I purchase books fairly infrequently thanks to libraries. Automotive books are the exception. Information in high-quality books on cars tend to be less immortal than, say, the words of Shakespeare. Sales and circulation tend to be limited, and photos and schematics make digitizing more difficult. Thus, automotive enthusiasts who are so inclined may feel the need to collect such books. In these occasional book reviews, my hope is to share interesting and valuable books that you might enjoy reading and perhaps owning.
A category of automotive literature that I particularly love is the development story. Many car books have sections on or at least elements of this, but there are certain Japanese models that have had entire titles dedicated to chronicling their behind-the-scene creation stories to painstaking detail. The subject of this post, Datsun 280ZX, focuses on the iconic S130.
Published by Nissan in 1978, the book was reportedly sent out as gifts to those who pre-ordered the S130 Z-Car. Curiously, it does not have an ISBN nor a listed author, and as such may be considered more of an ultra-glorified brochure. I assure you, however, that this is a substantial volume on how the S130 came to be (albeit one that toes the company line). Printed in Japan on high-quality stock, it features numerous and often giant color photos. Its design and look feel quite late-70s, thankfully not in a nauseating way.
Hairdressing aside, the text in this book is quite informative. The chapters encompass the S130’s design and various aspects of vehicle engineering, from powertrain and driving dynamics to comfort and durability. The logic and philosophy behind the decision to develop the Z-car into a GT — a criticism many level at the 280ZX — are discussed along with the engineering measures required to accomplish this.
This provides a glimpse into what Nissan perceived the sports car to be evolving into at the time. The details are vast, often accompanied by specification tables, schematics, and diagrams. Some of the details may even be too minute for all but the most ardent S130 geeks, an example being three pages of diagrams illustrating how the molding and other body designs ward off liquid accumulation and corrosion.

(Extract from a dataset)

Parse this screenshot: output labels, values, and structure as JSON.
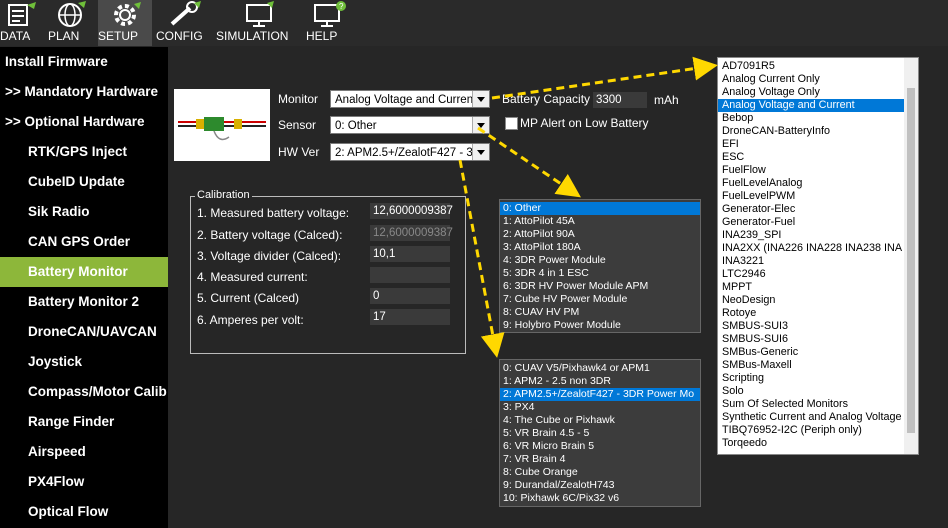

Even interior equipment such as the sound system is discussed.
If all this above sound a bit dry to you, the book also chronicles a brief history of the Fairlady line and, perhaps most excitingly, the Z-Car’s racing history. This latter section contains some cool photos of the Z participating in various forms of competition, from the Safari Rally to Daytona to the Bonneville Salt Flats. Last but not least, road tests by Road & Track and Motor Trend are also reprinted, along with driving impressions of the S130 by former racing driver Masahiro Hasemi, whose company fielded a team in JGTC/Super GT until recently.
The 70s has its quirks, automotive or otherwise, and the 280ZX is often overshadowed by its 240Z predecessor. As a kid, I adored the 280ZX (let’s not forget that the turbo model could be rigged to quite the high speed cruiser). Yet despite my fond memories of it, I do feel these days that the 280ZX has not aged as well as, say, the first generation RX-7. Reading this book, however, has given me a better understanding and appreciation of the S130.
If you love the Z-Car, especially if you gravitate towards the 280ZX, this book is a must-read. There is perhaps no single volume that examines the S130 quite as comprehensively. Even if you are critical of the model, there are enough cool photos to make this a fun coffee table book. As of writing, Datsun 280ZX can be found for reasonable prices at certain major online retailers where used goods can be purchased.